===== Records provided

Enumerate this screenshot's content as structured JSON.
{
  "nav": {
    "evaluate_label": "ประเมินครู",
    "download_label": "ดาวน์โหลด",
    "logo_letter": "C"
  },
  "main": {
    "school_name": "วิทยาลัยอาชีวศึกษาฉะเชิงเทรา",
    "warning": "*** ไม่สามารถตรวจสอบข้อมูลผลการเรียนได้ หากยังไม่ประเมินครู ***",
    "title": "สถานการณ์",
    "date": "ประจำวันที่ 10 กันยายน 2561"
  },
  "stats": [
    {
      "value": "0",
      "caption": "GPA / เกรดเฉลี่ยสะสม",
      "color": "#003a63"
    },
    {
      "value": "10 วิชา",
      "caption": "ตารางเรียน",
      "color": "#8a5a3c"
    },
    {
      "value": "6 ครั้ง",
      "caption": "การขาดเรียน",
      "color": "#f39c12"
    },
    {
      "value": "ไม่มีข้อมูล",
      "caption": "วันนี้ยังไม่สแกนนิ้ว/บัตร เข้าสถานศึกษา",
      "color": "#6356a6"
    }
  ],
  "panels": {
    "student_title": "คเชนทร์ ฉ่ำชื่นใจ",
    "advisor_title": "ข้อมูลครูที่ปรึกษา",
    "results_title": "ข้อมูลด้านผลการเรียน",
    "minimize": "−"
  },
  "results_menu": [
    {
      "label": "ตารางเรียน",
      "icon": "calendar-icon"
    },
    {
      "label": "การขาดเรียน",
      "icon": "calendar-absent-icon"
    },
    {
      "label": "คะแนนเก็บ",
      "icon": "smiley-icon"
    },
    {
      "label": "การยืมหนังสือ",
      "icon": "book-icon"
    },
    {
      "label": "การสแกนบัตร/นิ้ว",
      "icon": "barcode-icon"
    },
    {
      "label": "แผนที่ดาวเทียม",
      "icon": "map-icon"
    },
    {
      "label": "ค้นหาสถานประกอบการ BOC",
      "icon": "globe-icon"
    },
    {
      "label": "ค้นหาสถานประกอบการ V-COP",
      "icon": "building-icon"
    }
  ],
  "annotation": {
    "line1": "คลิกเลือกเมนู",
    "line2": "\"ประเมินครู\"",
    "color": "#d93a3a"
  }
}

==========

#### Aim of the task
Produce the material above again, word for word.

#### Exercise result
Enumerate this screenshot's content as structured JSON.
{
  "nav": {
    "evaluate_label": "ประเมินครู",
    "download_label": "ดาวน์โหลด",
    "logo_letter": "C"
  },
  "main": {
    "school_name": "วิทยาลัยอาชีวศึกษาฉะเชิงเทรา",
    "warning": "*** ไม่สามารถตรวจสอบข้อมูลผลการเรียนได้ หากยังไม่ประเมินครู ***",
    "title": "สถานการณ์",
    "date": "ประจำวันที่ 10 กันยายน 2561"
  },
  "stats": [
    {
      "value": "0",
      "caption": "GPA / เกรดเฉลี่ยสะสม",
      "color": "#003a63"
    },
    {
      "value": "10 วิชา",
      "caption": "ตารางเรียน",
      "color": "#8a5a3c"
    },
    {
      "value": "6 ครั้ง",
      "caption": "การขาดเรียน",
      "color": "#f39c12"
    },
    {
      "value": "ไม่มีข้อมูล",
      "caption": "วันนี้ยังไม่สแกนนิ้ว/บัตร เข้าสถานศึกษา",
      "color": "#6356a6"
    }
  ],
  "panels": {
    "student_title": "คเชนทร์ ฉ่ำชื่นใจ",
    "advisor_title": "ข้อมูลครูที่ปรึกษา",
    "results_title": "ข้อมูลด้านผลการเรียน",
    "minimize": "−"
  },
  "results_menu": [
    {
      "label": "ตารางเรียน",
      "icon": "calendar-icon"
    },
    {
      "label": "การขาดเรียน",
      "icon": "calendar-absent-icon"
    },
    {
      "label": "คะแนนเก็บ",
      "icon": "smiley-icon"
    },
    {
      "label": "การยืมหนังสือ",
      "icon": "book-icon"
    },
    {
      "label": "การสแกนบัตร/นิ้ว",
      "icon": "barcode-icon"
    },
    {
      "label": "แผนที่ดาวเทียม",
      "icon": "map-icon"
    },
    {
      "label": "ค้นหาสถานประกอบการ BOC",
      "icon": "globe-icon"
    },
    {
      "label": "ค้นหาสถานประกอบการ V-COP",
      "icon": "building-icon"
    }
  ],
  "annotation": {
    "line1": "คลิกเลือกเมนู",
    "line2": "\"ประเมินครู\"",
    "color": "#d93a3a"
  }
}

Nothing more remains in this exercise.